» **WHAT YOU ARE ASKED TO DO**: Lines from the entries below that hold "chrome" form the answer; copy all of them.

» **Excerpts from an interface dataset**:
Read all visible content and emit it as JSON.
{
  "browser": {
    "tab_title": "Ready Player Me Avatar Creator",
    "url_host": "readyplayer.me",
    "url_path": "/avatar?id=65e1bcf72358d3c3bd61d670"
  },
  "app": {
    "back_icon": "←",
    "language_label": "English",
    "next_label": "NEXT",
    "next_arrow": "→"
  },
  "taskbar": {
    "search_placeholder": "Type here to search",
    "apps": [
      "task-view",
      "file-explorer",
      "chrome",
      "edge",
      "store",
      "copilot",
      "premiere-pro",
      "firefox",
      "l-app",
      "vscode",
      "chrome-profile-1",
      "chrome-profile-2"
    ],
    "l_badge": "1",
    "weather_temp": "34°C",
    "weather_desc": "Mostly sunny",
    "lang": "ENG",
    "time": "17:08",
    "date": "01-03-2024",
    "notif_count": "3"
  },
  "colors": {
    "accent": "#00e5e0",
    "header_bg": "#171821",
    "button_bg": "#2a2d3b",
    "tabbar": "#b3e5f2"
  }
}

» **ANSWER TO THIS PROBLEM**:
      "chrome",
      "chrome-profile-1",
      "chrome-profile-2"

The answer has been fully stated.